:: Data to use
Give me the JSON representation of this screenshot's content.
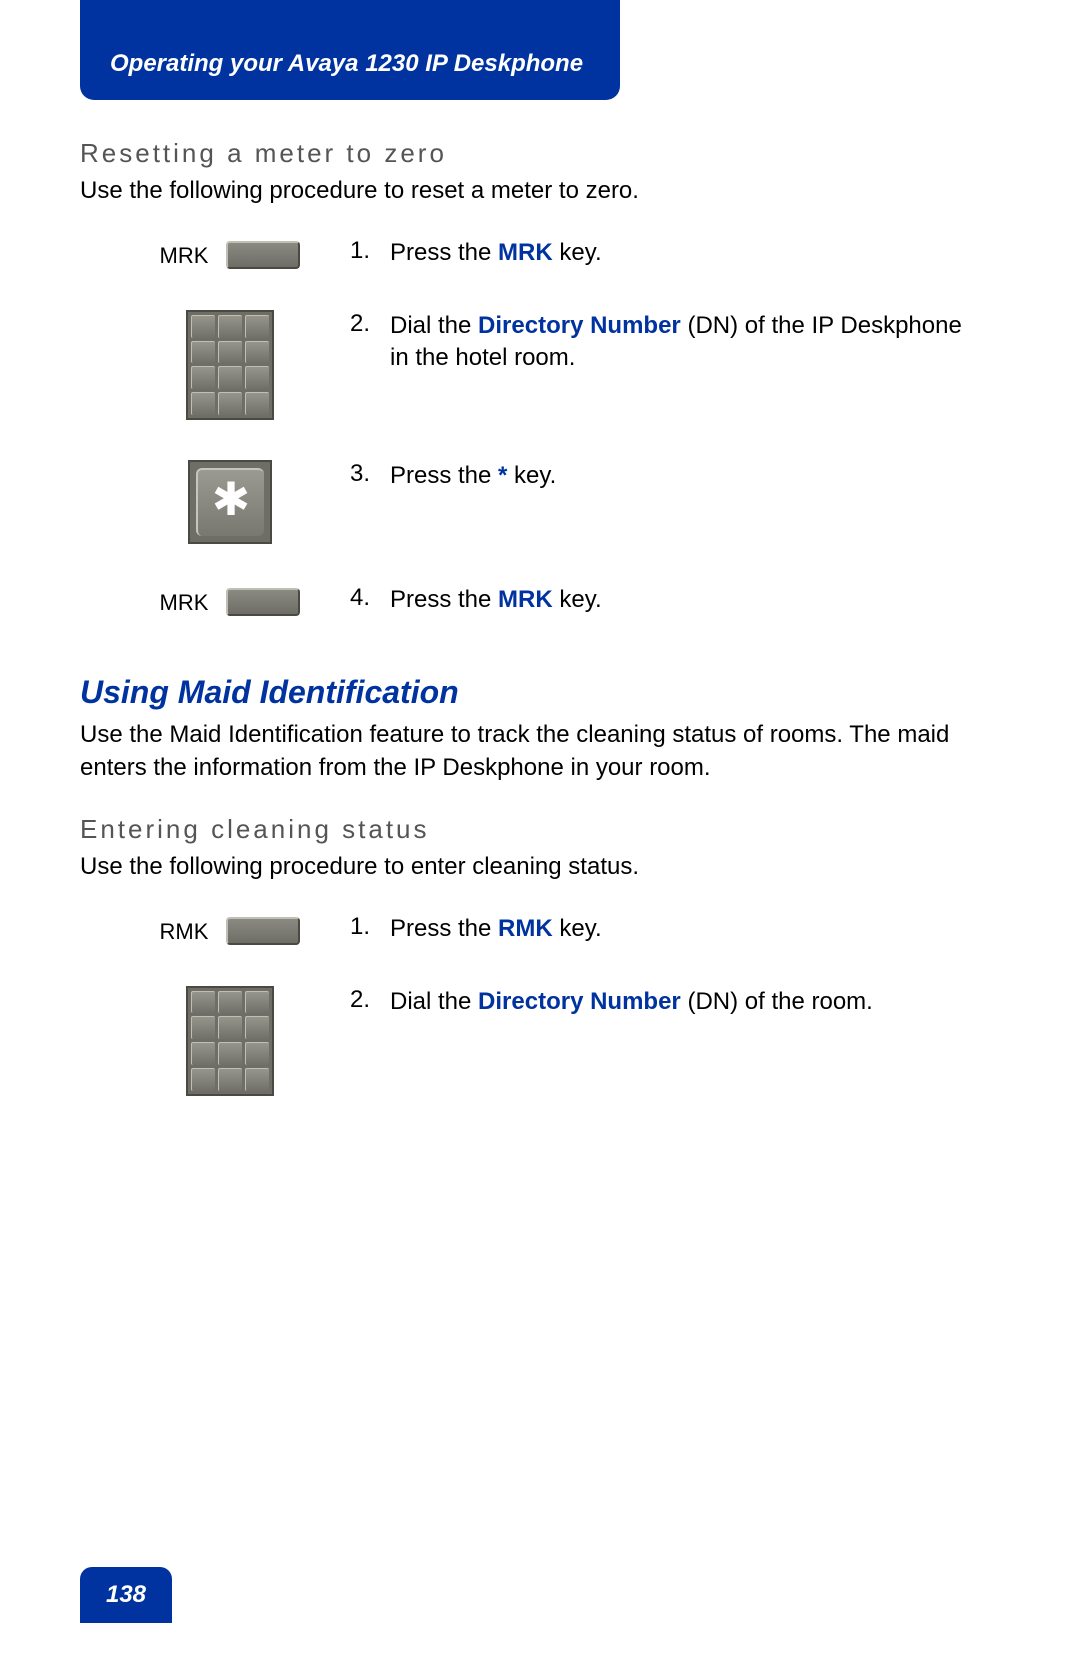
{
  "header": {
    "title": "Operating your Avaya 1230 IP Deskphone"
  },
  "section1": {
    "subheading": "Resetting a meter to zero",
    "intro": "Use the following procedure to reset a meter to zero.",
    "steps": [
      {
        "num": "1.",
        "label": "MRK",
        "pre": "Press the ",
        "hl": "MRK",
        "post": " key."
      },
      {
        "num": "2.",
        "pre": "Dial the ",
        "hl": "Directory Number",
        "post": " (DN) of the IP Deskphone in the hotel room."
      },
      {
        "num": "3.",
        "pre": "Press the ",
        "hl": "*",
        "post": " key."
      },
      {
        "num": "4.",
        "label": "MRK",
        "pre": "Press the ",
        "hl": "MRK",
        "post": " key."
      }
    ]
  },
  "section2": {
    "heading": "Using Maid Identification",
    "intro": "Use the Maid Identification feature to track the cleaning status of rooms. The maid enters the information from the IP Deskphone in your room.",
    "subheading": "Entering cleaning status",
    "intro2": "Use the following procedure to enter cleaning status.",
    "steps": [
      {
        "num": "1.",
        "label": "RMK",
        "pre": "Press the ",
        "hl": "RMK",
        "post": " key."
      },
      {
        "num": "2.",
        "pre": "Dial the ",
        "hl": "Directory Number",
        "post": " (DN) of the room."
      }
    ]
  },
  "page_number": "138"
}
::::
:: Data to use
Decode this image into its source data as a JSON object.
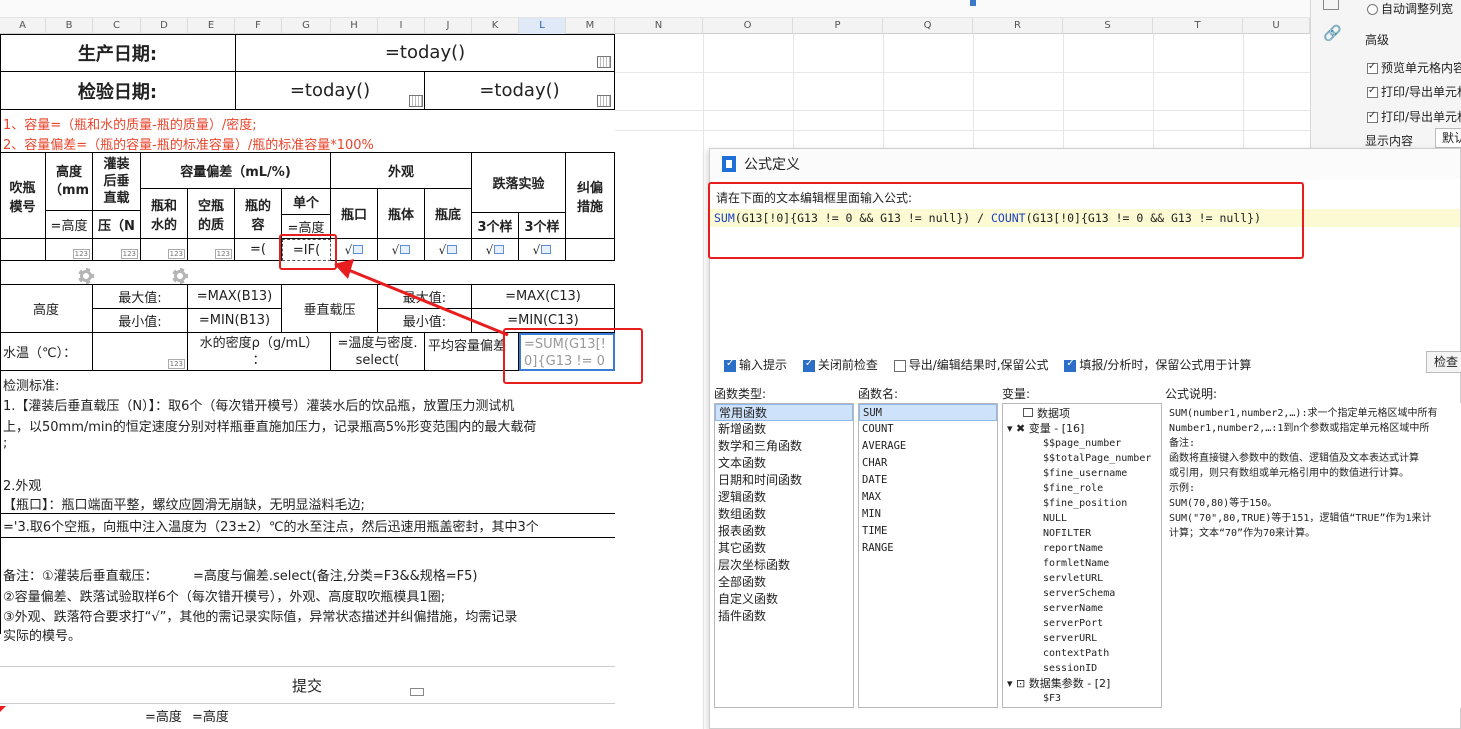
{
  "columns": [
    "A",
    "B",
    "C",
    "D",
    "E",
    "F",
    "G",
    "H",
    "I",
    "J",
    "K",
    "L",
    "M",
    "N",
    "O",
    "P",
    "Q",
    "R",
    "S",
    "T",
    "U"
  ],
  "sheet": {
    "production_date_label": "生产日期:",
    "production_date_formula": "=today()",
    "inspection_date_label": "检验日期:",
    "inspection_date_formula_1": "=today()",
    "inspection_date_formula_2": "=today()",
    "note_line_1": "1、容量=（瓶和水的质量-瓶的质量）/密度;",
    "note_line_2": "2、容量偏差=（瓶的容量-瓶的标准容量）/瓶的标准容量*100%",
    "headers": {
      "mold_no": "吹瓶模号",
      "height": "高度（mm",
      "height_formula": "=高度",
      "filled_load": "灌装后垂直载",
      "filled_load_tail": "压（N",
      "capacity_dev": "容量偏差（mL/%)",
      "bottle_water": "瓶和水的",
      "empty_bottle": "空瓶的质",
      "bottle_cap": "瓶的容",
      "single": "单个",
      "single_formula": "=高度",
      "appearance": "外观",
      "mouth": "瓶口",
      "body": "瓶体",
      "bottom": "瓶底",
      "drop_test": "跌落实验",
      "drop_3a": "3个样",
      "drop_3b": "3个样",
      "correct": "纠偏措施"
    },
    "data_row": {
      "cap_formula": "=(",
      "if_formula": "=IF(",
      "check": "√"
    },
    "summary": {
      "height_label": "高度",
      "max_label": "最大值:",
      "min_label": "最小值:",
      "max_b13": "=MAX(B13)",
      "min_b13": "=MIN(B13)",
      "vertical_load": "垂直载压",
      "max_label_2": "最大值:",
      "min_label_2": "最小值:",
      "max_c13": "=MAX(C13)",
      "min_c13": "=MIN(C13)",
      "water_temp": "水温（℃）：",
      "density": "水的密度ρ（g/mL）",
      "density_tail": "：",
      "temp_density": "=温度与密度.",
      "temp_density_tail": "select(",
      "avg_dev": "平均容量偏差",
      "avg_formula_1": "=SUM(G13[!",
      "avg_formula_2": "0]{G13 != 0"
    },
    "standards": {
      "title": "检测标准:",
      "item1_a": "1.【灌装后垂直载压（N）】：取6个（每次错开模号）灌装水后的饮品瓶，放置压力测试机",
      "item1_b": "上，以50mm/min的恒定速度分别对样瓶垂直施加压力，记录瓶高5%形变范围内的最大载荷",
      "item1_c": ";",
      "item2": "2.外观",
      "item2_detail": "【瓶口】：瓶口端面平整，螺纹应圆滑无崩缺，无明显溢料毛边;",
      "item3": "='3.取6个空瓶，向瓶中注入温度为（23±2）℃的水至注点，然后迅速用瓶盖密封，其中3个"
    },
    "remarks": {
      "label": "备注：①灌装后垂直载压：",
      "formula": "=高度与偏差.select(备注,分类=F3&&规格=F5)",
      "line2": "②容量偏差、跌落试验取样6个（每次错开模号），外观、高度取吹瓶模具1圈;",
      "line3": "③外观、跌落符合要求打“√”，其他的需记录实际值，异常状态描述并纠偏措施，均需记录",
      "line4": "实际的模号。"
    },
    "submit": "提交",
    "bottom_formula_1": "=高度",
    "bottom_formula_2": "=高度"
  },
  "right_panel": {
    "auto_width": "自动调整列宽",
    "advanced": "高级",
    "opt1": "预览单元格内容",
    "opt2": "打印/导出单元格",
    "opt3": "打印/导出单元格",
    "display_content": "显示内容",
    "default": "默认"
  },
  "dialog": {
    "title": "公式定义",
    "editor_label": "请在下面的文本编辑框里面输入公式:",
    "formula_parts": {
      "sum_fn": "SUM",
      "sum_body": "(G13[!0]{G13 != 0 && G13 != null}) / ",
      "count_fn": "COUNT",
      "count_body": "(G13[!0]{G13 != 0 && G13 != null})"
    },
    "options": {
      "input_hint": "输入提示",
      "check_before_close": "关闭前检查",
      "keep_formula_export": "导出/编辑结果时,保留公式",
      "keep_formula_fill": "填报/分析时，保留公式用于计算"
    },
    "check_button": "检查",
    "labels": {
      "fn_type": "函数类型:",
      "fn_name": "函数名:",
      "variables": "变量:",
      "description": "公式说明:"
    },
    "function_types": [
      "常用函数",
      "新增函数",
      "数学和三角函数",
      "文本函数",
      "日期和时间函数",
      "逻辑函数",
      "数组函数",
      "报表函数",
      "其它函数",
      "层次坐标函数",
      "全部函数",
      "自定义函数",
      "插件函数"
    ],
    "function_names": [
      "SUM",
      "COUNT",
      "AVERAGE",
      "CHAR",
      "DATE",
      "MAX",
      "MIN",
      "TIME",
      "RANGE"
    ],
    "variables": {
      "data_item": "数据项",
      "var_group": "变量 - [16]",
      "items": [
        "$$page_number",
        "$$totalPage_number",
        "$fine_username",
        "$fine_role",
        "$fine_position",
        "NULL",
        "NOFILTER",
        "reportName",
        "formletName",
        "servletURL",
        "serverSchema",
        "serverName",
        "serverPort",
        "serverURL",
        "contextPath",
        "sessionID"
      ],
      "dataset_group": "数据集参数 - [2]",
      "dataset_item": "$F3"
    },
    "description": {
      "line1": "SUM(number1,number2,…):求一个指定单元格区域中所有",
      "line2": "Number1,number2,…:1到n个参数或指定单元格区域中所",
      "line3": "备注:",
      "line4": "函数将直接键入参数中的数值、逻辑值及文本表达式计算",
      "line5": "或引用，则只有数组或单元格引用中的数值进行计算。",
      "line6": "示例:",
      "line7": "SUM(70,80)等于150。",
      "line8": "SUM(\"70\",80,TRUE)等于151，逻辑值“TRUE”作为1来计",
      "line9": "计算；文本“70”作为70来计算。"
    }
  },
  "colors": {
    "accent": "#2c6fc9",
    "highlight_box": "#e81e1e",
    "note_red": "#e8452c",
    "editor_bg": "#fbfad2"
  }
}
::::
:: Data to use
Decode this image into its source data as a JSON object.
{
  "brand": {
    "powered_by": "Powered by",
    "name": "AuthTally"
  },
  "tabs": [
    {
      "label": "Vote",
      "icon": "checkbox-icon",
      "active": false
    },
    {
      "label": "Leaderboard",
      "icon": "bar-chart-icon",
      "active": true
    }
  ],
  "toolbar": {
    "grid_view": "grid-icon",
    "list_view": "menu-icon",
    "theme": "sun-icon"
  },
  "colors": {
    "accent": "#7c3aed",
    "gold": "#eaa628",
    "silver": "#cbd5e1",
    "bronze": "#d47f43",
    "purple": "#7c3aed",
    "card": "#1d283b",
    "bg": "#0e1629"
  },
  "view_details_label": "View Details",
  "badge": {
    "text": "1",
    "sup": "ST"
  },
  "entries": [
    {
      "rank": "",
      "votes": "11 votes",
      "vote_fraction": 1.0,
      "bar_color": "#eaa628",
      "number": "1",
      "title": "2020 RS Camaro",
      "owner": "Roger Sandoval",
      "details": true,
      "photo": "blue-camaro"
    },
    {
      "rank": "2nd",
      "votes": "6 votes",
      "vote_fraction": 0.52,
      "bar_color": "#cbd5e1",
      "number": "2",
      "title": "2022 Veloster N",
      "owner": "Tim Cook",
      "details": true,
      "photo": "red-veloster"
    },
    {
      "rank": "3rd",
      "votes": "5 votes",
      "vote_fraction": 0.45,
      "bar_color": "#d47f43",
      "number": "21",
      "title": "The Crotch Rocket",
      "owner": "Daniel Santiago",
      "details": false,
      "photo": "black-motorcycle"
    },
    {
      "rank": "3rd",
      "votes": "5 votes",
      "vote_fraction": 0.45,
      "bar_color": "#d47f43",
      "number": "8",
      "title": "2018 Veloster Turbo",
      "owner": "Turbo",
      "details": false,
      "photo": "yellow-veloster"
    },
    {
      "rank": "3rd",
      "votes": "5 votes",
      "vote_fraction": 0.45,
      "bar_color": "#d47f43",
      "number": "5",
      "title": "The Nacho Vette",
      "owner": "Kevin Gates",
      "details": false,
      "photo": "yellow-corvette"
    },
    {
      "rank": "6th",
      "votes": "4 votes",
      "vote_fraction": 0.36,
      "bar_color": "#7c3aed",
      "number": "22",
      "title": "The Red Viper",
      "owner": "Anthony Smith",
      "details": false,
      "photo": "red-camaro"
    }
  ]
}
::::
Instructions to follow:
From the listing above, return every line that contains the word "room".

Result below:
        "post": " (DN) of the IP Deskphone in the hotel room."
    "intro": "Use the Maid Identification feature to track the cleaning status of rooms. The maid enters the information from the IP Deskphone in your room.",
        "post": " (DN) of the room."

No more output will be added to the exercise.